The Bangladesh border, through which the counterfeit notes make their way in, has fallen silent. But security forces don’t expect the lull to last long.
The Border Security Force, which dedicates a large amount of its time to keeping a watch on this illegal trade, is a relieved lot. But they say the business will be up and running again.
“We are looking at a time frame of one month to three months before we make the first seizure of a fresh consignment of fake Indian currency, this time most likely Rs 100 notes,” said a senior BSF officer who did not want to be identified. “That’s our feedback from across the border in Bangladesh.”
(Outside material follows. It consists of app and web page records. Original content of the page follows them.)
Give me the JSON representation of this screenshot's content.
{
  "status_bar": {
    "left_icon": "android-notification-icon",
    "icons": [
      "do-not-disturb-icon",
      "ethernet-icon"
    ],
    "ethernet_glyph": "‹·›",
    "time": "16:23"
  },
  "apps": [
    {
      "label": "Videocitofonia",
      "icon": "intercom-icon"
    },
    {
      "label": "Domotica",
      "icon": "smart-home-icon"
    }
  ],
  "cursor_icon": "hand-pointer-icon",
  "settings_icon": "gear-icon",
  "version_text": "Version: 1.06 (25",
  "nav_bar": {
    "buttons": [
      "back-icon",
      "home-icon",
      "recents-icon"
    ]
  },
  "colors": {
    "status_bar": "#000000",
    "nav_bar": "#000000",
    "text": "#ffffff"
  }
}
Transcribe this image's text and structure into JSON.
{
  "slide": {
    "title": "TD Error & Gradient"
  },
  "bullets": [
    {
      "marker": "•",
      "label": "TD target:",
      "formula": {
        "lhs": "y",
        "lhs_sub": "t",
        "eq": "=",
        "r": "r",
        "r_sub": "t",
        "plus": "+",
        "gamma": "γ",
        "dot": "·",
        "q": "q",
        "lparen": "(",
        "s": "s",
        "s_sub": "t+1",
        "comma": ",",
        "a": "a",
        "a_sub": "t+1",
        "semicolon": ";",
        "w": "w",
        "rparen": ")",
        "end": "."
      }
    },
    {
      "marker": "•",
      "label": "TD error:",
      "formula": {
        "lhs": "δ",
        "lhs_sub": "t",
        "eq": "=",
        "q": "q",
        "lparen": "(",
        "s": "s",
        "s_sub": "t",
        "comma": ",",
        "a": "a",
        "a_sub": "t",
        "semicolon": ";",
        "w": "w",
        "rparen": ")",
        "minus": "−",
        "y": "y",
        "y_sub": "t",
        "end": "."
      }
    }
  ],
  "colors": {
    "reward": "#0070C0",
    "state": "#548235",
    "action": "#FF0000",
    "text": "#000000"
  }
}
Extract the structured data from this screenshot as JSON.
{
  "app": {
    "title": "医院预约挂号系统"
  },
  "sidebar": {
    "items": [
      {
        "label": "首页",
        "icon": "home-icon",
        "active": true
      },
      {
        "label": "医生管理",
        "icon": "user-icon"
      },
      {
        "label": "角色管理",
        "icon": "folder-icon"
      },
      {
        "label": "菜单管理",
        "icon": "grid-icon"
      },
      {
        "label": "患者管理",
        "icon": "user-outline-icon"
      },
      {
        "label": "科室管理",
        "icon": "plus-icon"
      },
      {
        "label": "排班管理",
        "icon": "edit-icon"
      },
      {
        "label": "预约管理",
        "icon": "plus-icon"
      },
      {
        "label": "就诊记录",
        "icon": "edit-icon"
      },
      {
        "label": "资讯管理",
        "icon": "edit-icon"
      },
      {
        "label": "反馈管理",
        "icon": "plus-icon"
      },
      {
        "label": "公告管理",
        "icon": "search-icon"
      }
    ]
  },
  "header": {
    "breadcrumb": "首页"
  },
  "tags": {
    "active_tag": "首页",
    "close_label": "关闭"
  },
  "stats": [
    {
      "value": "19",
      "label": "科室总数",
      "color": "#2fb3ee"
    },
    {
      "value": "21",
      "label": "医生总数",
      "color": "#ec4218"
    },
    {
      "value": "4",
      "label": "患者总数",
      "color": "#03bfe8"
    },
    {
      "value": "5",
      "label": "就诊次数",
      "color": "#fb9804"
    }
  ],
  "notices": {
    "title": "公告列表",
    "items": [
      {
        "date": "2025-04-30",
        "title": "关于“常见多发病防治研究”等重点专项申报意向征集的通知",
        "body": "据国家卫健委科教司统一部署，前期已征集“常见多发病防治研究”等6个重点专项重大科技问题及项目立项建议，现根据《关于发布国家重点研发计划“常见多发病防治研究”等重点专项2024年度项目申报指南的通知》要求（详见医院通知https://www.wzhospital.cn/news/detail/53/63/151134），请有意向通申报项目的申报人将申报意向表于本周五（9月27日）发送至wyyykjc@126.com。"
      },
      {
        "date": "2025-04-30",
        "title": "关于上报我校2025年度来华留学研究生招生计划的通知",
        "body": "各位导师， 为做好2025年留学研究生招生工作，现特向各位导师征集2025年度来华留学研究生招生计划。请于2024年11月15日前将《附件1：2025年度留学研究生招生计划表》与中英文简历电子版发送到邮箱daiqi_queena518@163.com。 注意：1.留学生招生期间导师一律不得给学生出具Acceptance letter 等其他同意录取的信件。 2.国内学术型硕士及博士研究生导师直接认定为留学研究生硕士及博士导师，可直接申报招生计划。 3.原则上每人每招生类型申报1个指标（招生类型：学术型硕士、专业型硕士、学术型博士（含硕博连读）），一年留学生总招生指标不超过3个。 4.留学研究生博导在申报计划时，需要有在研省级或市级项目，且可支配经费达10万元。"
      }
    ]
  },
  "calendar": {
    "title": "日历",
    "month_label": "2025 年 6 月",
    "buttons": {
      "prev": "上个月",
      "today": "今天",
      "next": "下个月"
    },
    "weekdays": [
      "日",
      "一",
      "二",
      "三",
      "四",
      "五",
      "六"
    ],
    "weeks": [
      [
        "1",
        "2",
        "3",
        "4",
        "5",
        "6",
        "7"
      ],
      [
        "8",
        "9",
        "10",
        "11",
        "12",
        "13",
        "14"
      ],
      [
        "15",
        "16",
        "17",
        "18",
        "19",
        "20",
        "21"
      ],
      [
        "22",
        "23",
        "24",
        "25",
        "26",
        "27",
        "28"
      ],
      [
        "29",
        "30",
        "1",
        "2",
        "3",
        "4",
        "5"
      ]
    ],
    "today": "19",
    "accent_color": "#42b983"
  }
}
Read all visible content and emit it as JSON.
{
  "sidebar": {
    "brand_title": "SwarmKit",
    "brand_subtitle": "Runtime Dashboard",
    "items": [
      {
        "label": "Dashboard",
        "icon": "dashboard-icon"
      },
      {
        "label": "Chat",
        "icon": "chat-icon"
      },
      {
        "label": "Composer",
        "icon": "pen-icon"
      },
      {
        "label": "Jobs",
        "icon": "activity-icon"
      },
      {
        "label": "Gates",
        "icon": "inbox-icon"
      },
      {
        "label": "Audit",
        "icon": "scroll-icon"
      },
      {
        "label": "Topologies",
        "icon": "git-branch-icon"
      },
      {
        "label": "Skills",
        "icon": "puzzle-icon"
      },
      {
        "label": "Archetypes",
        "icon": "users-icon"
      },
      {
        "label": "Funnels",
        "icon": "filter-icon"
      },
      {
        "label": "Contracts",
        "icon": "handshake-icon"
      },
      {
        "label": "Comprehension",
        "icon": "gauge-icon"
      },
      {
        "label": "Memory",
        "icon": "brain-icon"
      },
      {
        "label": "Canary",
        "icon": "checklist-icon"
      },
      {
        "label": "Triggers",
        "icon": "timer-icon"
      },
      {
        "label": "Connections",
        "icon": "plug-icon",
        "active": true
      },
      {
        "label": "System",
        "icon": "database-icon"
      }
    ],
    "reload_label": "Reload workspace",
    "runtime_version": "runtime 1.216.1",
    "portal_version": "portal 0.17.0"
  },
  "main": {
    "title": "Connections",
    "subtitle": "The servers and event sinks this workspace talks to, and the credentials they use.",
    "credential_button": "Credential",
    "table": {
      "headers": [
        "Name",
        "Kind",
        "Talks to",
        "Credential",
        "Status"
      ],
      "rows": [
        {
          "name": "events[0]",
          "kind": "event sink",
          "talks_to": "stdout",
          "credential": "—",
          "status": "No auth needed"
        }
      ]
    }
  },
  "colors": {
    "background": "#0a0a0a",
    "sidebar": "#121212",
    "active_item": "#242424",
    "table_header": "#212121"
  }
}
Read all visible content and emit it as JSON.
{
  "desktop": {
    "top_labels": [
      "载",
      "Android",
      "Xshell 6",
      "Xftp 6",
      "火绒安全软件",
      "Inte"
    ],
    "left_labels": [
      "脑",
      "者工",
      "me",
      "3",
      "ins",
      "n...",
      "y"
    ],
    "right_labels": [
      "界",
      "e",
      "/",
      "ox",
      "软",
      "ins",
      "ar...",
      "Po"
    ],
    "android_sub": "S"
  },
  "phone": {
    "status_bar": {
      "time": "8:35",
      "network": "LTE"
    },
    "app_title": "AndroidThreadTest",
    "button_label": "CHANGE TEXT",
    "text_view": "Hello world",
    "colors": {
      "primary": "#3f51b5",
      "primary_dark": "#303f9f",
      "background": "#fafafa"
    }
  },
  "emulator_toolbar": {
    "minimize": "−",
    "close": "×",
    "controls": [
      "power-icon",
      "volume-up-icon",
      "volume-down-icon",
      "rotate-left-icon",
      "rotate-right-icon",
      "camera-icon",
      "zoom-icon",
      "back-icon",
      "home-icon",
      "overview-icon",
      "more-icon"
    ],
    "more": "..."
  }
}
Malda sector, in BSF parlance, has a border of 223 km with Bangladesh, of which about 150 km is fenced while the rest is mostly riverine, open border. The shifting sands of the Ganga create charland – raised land as a result of silt deposition – on this non-demarcated border during the winter months, while its gushing waters wipe away the border in the monsoon. The border is said to have 58 outposts and a 2,500-strong contingent of the BSF to man these.